##### Entries provided

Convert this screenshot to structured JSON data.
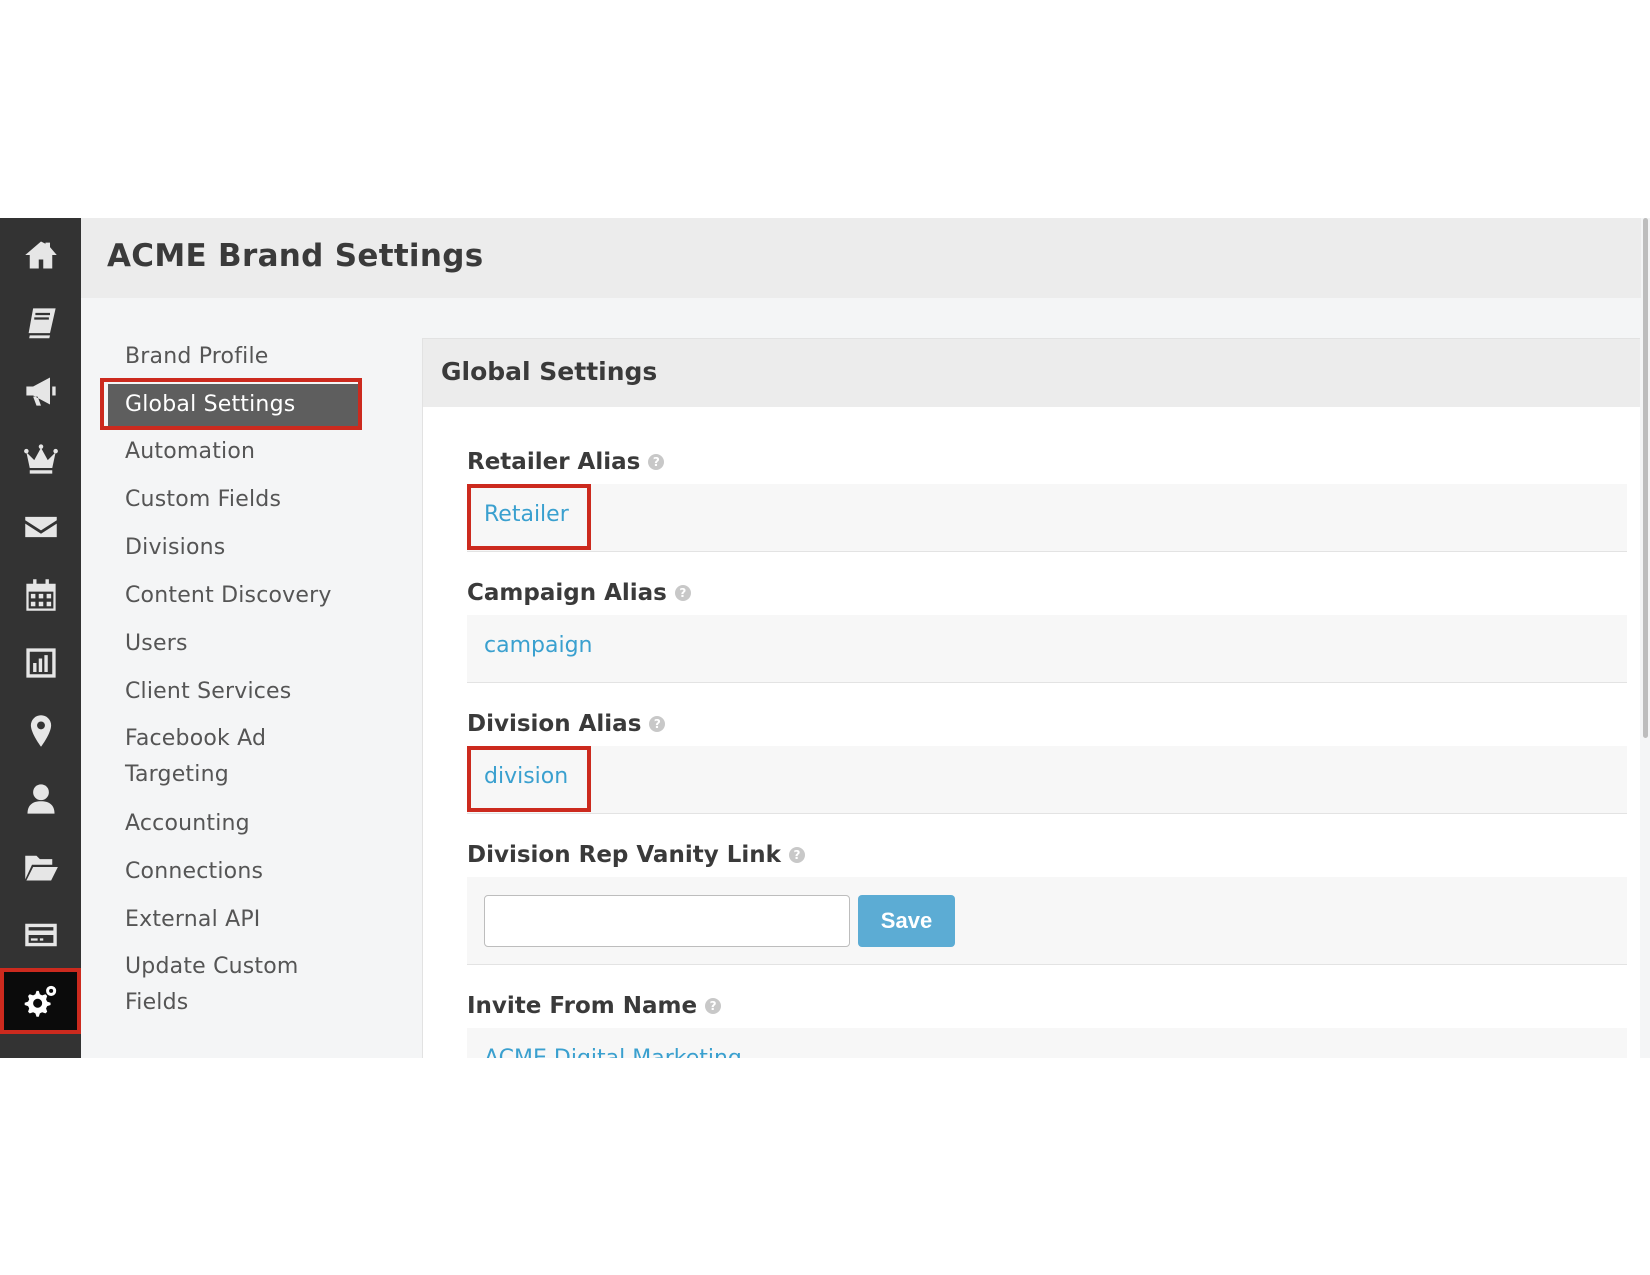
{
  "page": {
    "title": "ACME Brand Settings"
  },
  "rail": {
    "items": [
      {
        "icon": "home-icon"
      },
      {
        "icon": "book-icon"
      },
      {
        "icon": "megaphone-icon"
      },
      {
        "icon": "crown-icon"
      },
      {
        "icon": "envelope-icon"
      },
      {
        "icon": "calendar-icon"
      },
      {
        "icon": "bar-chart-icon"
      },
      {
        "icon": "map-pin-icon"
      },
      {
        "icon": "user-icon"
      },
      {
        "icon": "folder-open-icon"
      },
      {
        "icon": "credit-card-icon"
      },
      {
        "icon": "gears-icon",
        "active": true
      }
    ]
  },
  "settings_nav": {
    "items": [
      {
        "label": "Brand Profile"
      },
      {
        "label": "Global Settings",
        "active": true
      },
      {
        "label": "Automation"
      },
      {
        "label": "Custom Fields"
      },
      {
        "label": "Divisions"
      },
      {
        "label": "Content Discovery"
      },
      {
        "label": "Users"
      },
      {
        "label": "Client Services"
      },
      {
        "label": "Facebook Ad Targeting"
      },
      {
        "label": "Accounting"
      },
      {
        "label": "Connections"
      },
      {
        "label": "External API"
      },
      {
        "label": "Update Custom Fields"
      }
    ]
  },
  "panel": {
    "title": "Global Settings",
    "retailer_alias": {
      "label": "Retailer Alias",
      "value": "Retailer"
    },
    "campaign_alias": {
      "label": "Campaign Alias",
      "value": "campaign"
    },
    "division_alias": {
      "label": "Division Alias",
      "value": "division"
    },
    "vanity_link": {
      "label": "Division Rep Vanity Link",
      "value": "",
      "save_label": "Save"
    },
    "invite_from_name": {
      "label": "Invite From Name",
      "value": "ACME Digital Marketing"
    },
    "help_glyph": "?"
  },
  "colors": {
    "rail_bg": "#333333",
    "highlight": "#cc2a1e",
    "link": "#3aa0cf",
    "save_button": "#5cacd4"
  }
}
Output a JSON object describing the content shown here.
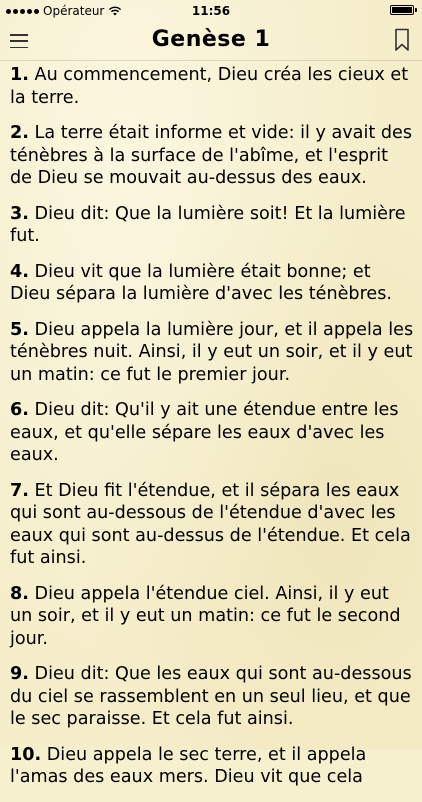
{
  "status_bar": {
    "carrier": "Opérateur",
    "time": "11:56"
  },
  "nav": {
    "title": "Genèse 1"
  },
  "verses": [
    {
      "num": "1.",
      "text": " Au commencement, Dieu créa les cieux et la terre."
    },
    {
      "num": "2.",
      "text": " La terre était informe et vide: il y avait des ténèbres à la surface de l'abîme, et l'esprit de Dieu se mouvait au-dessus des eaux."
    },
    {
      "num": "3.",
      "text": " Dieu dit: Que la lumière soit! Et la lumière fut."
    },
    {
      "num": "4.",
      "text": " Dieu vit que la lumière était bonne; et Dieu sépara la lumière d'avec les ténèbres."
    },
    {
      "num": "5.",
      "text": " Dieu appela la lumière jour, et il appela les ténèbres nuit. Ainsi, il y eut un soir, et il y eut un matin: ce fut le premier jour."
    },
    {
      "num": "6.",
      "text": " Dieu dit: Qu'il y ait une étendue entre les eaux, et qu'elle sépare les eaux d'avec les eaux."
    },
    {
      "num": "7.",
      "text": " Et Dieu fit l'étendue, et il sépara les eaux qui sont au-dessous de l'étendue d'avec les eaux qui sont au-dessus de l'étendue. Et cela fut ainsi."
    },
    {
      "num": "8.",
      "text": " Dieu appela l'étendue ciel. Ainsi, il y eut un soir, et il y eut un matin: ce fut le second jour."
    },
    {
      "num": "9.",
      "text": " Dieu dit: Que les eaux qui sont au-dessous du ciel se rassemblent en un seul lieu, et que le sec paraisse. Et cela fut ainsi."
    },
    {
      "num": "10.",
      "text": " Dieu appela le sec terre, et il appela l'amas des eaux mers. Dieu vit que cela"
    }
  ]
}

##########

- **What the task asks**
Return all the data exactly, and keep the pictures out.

- **Expected output**
Convert this screenshot to structured JSON data.
{
  "page": {
    "title": "ACME Brand Settings"
  },
  "rail": {
    "items": [
      {
        "icon": "home-icon"
      },
      {
        "icon": "book-icon"
      },
      {
        "icon": "megaphone-icon"
      },
      {
        "icon": "crown-icon"
      },
      {
        "icon": "envelope-icon"
      },
      {
        "icon": "calendar-icon"
      },
      {
        "icon": "bar-chart-icon"
      },
      {
        "icon": "map-pin-icon"
      },
      {
        "icon": "user-icon"
      },
      {
        "icon": "folder-open-icon"
      },
      {
        "icon": "credit-card-icon"
      },
      {
        "icon": "gears-icon",
        "active": true
      }
    ]
  },
  "settings_nav": {
    "items": [
      {
        "label": "Brand Profile"
      },
      {
        "label": "Global Settings",
        "active": true
      },
      {
        "label": "Automation"
      },
      {
        "label": "Custom Fields"
      },
      {
        "label": "Divisions"
      },
      {
        "label": "Content Discovery"
      },
      {
        "label": "Users"
      },
      {
        "label": "Client Services"
      },
      {
        "label": "Facebook Ad Targeting"
      },
      {
        "label": "Accounting"
      },
      {
        "label": "Connections"
      },
      {
        "label": "External API"
      },
      {
        "label": "Update Custom Fields"
      }
    ]
  },
  "panel": {
    "title": "Global Settings",
    "retailer_alias": {
      "label": "Retailer Alias",
      "value": "Retailer"
    },
    "campaign_alias": {
      "label": "Campaign Alias",
      "value": "campaign"
    },
    "division_alias": {
      "label": "Division Alias",
      "value": "division"
    },
    "vanity_link": {
      "label": "Division Rep Vanity Link",
      "value": "",
      "save_label": "Save"
    },
    "invite_from_name": {
      "label": "Invite From Name",
      "value": "ACME Digital Marketing"
    },
    "help_glyph": "?"
  },
  "colors": {
    "rail_bg": "#333333",
    "highlight": "#cc2a1e",
    "link": "#3aa0cf",
    "save_button": "#5cacd4"
  }
}
Output a JSON object describing the content shown here.
{
  "status_bar": {
    "carrier": "Opérateur",
    "time": "11:56"
  },
  "nav": {
    "title": "Genèse 1"
  },
  "verses": [
    {
      "num": "1.",
      "text": " Au commencement, Dieu créa les cieux et la terre."
    },
    {
      "num": "2.",
      "text": " La terre était informe et vide: il y avait des ténèbres à la surface de l'abîme, et l'esprit de Dieu se mouvait au-dessus des eaux."
    },
    {
      "num": "3.",
      "text": " Dieu dit: Que la lumière soit! Et la lumière fut."
    },
    {
      "num": "4.",
      "text": " Dieu vit que la lumière était bonne; et Dieu sépara la lumière d'avec les ténèbres."
    },
    {
      "num": "5.",
      "text": " Dieu appela la lumière jour, et il appela les ténèbres nuit. Ainsi, il y eut un soir, et il y eut un matin: ce fut le premier jour."
    },
    {
      "num": "6.",
      "text": " Dieu dit: Qu'il y ait une étendue entre les eaux, et qu'elle sépare les eaux d'avec les eaux."
    },
    {
      "num": "7.",
      "text": " Et Dieu fit l'étendue, et il sépara les eaux qui sont au-dessous de l'étendue d'avec les eaux qui sont au-dessus de l'étendue. Et cela fut ainsi."
    },
    {
      "num": "8.",
      "text": " Dieu appela l'étendue ciel. Ainsi, il y eut un soir, et il y eut un matin: ce fut le second jour."
    },
    {
      "num": "9.",
      "text": " Dieu dit: Que les eaux qui sont au-dessous du ciel se rassemblent en un seul lieu, et que le sec paraisse. Et cela fut ainsi."
    },
    {
      "num": "10.",
      "text": " Dieu appela le sec terre, et il appela l'amas des eaux mers. Dieu vit que cela"
    }
  ]
}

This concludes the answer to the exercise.